French choreographer and dancer Jérôme Bel will inaugurate the BMW Tate Live Performance Room with a new work that is a twist on his 1997 performance Shirtology and which will emphasise and play with the Performance Room format. The work will feature one performer and a collection of T-shirts that are changed and removed to display different messages. Bel’s work explores the relationship between choreography and popular culture; and dancer and spectator, often using humour as a device to break the usual formality of a theatre setting.
Audiences, who will only be able to view the performances on the internet, are invited to enter the online Performance Room at 20.00 hrs in the UK and exactly the same moment across time zones on the specified dates i.e. 15.00 hrs on the East Coast of America, 21.00 hrs in mainline Europe and 23.00 hrs in Russia. One performance will take place live each month within Tate Modern to be filmed as it happens for live online broadcast around the world. The performances will be followed by an online question and answer session with the artist or curator.

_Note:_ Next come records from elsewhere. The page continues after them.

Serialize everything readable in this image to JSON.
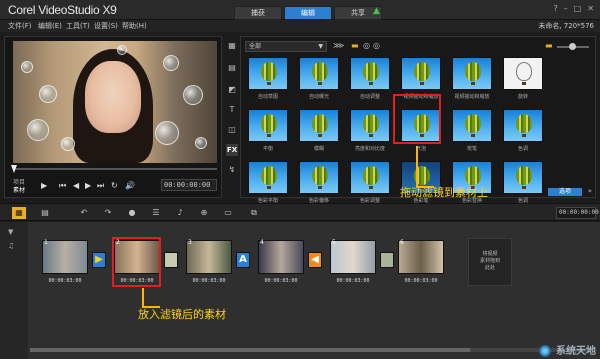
{
  "app": {
    "logo": "Corel VideoStudio X9",
    "tabs": [
      {
        "label": "捕获",
        "active": false
      },
      {
        "label": "编辑",
        "active": true
      },
      {
        "label": "共享",
        "active": false
      }
    ],
    "window_controls": [
      "?",
      "–",
      "□",
      "✕"
    ],
    "project_info": "未命名, 720*576"
  },
  "menu": [
    "文件(F)",
    "编辑(E)",
    "工具(T)",
    "设置(S)",
    "帮助(H)"
  ],
  "preview": {
    "project_label": "项目",
    "clip_label": "素材",
    "timecode": "00:00:00:00",
    "transport": [
      "▶",
      "⏮",
      "◀",
      "▶",
      "⏭",
      "↻",
      "🔊"
    ]
  },
  "library": {
    "tool_icons": [
      "media-icon",
      "instant-project-icon",
      "transition-icon",
      "title-icon",
      "graphic-icon",
      "fx-icon",
      "path-icon"
    ],
    "fx_label": "FX",
    "category": "全部",
    "filters": [
      {
        "name": "自动草图",
        "variant": "normal"
      },
      {
        "name": "自动曝光",
        "variant": "normal"
      },
      {
        "name": "自动调整",
        "variant": "normal"
      },
      {
        "name": "视频摇动和缩放",
        "variant": "normal"
      },
      {
        "name": "视频摇动和缩放",
        "variant": "normal"
      },
      {
        "name": "旋转",
        "variant": "white"
      },
      {
        "name": "平衡",
        "variant": "normal"
      },
      {
        "name": "模糊",
        "variant": "normal"
      },
      {
        "name": "亮度和对比度",
        "variant": "normal"
      },
      {
        "name": "气泡",
        "variant": "normal"
      },
      {
        "name": "炭笔",
        "variant": "normal"
      },
      {
        "name": "色调",
        "variant": "normal"
      },
      {
        "name": "色彩平衡",
        "variant": "normal"
      },
      {
        "name": "色彩偏移",
        "variant": "normal"
      },
      {
        "name": "色彩调整",
        "variant": "normal"
      },
      {
        "name": "色彩笔",
        "variant": "dark"
      },
      {
        "name": "色彩替换",
        "variant": "normal"
      },
      {
        "name": "色调",
        "variant": "normal"
      }
    ],
    "option_button": "选项"
  },
  "callouts": {
    "drag": "拖动滤镜到素材上",
    "after": "放入滤镜后的素材"
  },
  "timeline": {
    "timecode": "00:00:00:00",
    "clips": [
      {
        "num": "1",
        "duration": "00:00:03:00"
      },
      {
        "num": "2",
        "duration": "00:00:03:00"
      },
      {
        "num": "3",
        "duration": "00:00:03:00"
      },
      {
        "num": "4",
        "duration": "00:00:03:00"
      },
      {
        "num": "5",
        "duration": "00:00:03:00"
      },
      {
        "num": "6",
        "duration": "00:00:03:00"
      }
    ],
    "transitions": [
      "▶",
      "",
      "A",
      "◀",
      ""
    ],
    "drop_slot": "将视频\n素材拖到\n此处"
  },
  "watermark": "系统天地",
  "colors": {
    "accent": "#2d7fd0",
    "highlight": "#e02020",
    "callout": "#ffd21a",
    "toolbar_selected": "#e8b020"
  }
}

This innovative format will offer audiences internationally an opportunity to experience these works through an entirely new mode of presentation. Each performance will be archived and available to view online, accumulating into a series through the year.
Jérôme Bel is a choreographer and dancer who lives and works in Paris. Bel’s work explores the relationship between choreography and popular culture, alongside that of the dancer and spectator, often using humour as a device to break the usual formality of a theatre setting. Key early works include nom donné par l’auteur (1994) Jérôme Bel (1995), Shirtology (1997) and The Last Performance (1998). His work The show must go on 2001 featured over twenty performers who interpreted the title of the pop song, chosen by a DJ, through their actions (this won a Bessie Award in New York in 2005). More recently he has begun a series of works that look at the history of choreography through the autobiography of an individual dancer. For example in 2004 when Bel was invited to produce a piece for the Paris Opera ballet he created Véronique Doisneau 2004, a theatrical documentary on the work of the dancer of the same name. More recently with Cédric Andrieux, he traced a history of contemporary choreography through dancer Andrieux’s experiences.

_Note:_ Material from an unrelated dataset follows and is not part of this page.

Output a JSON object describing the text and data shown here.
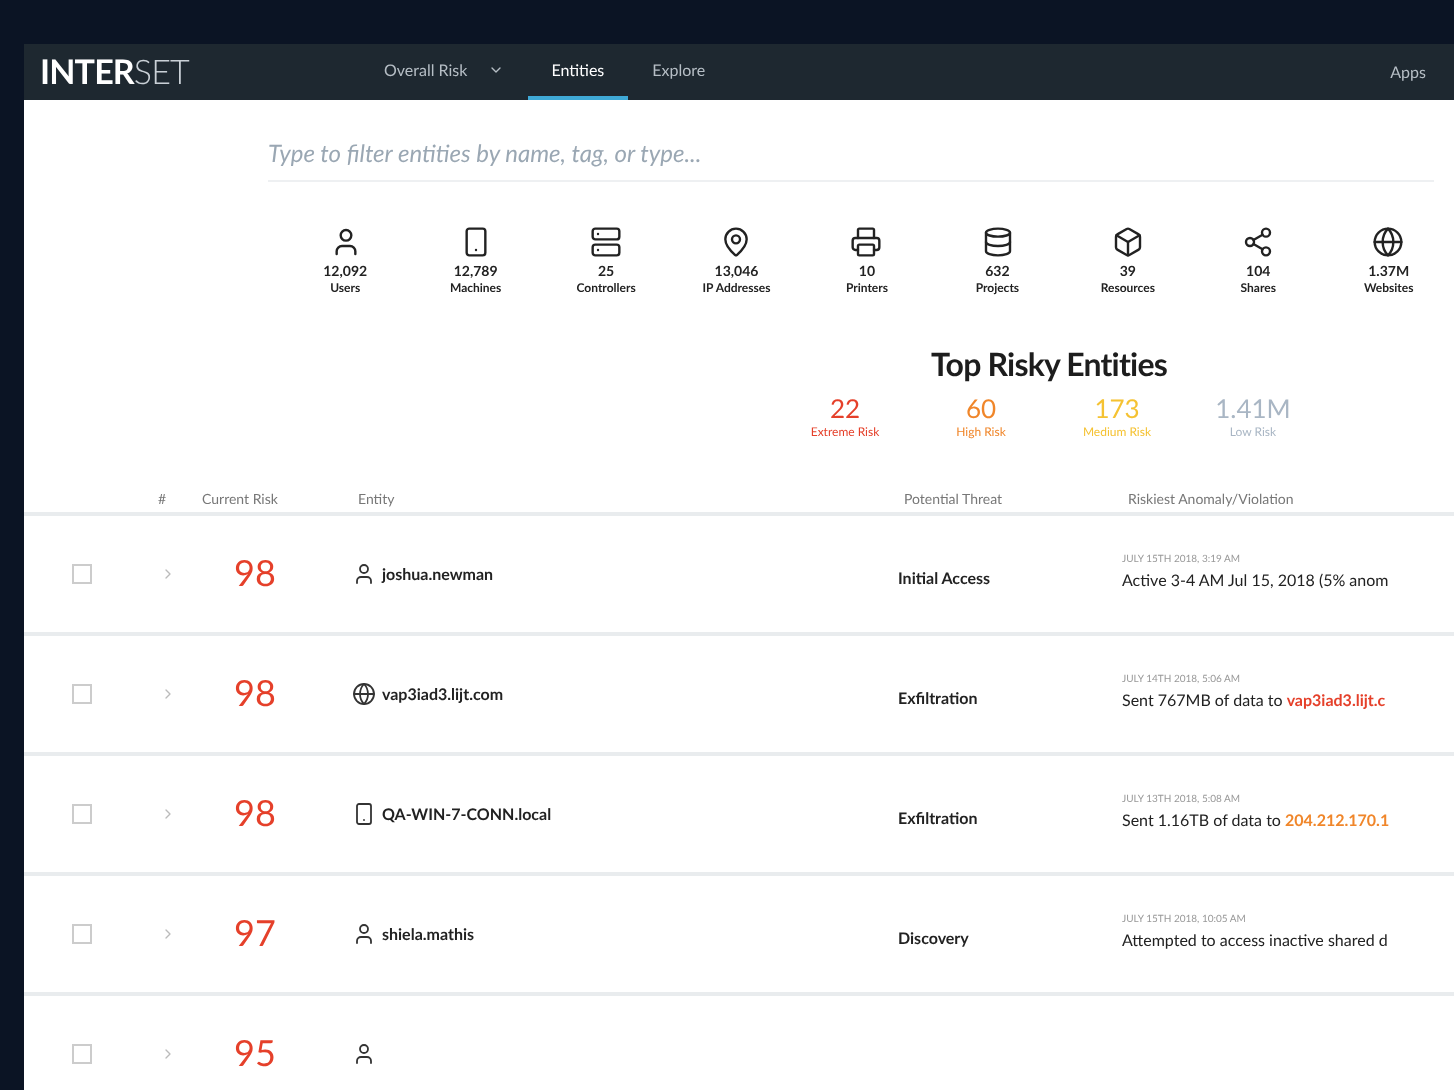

BMW Tate Live Performance Room: Performance dates and time in the UK*
22 March, 20.00 – BMW Tate Live Performance Room #1: Jérôme Bel
26 April, 20.00 – BMW Tate Live Performance Room #2: Pablo Bronstein
31 May, 20.00 – BMW Tate Live Performance Room #3: Emily Roysdon
28 June, 20.00 – BMW Tate Live Performance Room #4: Harrell Fletcher
Mid July / Sept, 20.00 – BMW Tate Live Performance Room #5: Joan Jonas
*Times listed are for the UK. Greenwich Mean Time (GMT) ends and British Summer Time (BST) begins in the UK on 25 March so times are listed as BST except for 22 March.
BMW Tate Live is curated by Catherine Wood, Curator, Contemporary Art and Performance, Tate, and Kathy Noble, Curator of Interdisciplinary Projects, Tate.